The Communication Department, like most U.S. PhD programs, offers students funded positions. Students work as teaching or research assistants for ~20 hours a week in exchange for tuition, fees, health insurance, and a stipend. These employment contracts are for 4-5 academic years, depending on if a student is entering the PhD program or the MA/PhD program. There are opportunities for funding over the summer but they are not guaranteed.
What it is like once you’re here
My department is paradigmatically and methodologically diverse. As such, students may find that there are fewer classes on technology and society offered than in other departments where there are more centralized foci. This diversity is a strength though, and you’ll be exposed to many different types of Communication research in this department. However, with a technology focus, the UW has an amazing Information School and other departments that do similar work on technology to what many Communication scholars do. Many technology and society Communication graduate students take courses in those programs to complement the coursework in the Communication Department or have faculty from these programs on their dissertation committees. Similarly, I serve on many committees for students from those departments. And certainly graduate students across the university take methods courses in many departments and programs.
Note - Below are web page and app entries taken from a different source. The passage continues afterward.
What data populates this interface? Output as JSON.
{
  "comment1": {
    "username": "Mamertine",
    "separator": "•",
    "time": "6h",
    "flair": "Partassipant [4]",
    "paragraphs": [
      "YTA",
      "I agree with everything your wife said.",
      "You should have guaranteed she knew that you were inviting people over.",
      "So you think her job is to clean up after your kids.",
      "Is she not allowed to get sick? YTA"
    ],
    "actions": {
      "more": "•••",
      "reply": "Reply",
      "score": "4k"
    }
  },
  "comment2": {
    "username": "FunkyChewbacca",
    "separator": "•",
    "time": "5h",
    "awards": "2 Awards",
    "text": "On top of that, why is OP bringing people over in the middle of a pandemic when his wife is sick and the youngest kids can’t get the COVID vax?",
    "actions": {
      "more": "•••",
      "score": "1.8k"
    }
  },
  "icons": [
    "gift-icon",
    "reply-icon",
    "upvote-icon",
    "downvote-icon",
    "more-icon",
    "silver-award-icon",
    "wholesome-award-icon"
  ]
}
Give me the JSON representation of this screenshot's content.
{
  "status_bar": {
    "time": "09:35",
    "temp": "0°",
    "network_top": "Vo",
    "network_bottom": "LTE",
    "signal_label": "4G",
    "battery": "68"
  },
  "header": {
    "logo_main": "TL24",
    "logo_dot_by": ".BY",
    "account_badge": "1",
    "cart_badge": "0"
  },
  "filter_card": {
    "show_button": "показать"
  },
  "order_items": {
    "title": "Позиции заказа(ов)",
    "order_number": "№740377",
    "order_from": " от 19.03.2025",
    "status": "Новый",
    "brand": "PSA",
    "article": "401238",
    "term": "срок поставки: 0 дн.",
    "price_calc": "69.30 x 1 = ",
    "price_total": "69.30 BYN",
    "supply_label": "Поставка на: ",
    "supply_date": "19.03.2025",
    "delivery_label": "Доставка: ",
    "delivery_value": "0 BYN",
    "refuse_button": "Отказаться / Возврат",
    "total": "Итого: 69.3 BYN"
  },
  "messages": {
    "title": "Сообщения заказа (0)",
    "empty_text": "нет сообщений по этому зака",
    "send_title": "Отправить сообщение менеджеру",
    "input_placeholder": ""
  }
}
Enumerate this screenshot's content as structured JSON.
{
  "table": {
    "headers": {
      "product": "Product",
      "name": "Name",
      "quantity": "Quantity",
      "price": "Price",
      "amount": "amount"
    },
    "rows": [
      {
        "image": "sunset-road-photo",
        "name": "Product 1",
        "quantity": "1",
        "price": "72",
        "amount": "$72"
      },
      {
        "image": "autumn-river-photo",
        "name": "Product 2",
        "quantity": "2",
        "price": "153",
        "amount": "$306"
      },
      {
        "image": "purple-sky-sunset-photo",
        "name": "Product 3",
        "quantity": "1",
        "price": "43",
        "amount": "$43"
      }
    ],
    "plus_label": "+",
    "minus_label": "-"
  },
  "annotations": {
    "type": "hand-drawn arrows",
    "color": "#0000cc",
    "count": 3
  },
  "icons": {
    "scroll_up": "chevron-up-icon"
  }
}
Specifically, I have affiliations with two centers on campus and it is likely that students that work with me would engage with those communities, if relevant. The Ellison Center for Russian, East European and Central Asian Studies is part of the Jackson School of International Studies. The Ellison Center is an endowed, leading resource center which promotes in-depth interdisciplinary study of the many post-communist subregions. Through our research and programs, we seek to understand the legacies of the imperial and communist past and analyze the emerging institutions and identities that will shape Eurasia’s future. I’m also an affiliate with the Center for an Informed Public, a multidisciplinary research center that has a mission to “resist strategic misinformation, promote an informed society and strengthen democratic discourse.” The center’s work revolves around four pillars: research; education; engagement; and law and policy. It would not be unusual for students that work with me to find dissertation committee members among these centers, if applicable.
The University of Washington uses a quarter system with 10-week terms. This is different from the majority of U.S. universities that are on 14-week semesters. In practical terms, this means that we start a few weeks later and end over a month later than most U.S. universities. Also 10-week terms are very fast paced. There are benefits and drawbacks to all of these systems.
The University of Washington is located in the city of Seattle. This is fairly unusual for a research university to be based in a city. Many potential students are particularly interested in living in a city and being able to enjoy “city things.” However, it is also important to know that cities, and Seattle in particular, have a higher cost of living than other parts of the United States. I strongly advise all potential students to look at the cost of living and graduate stipends for all potential programs and talk to current students to learn about graduate student lifestyles.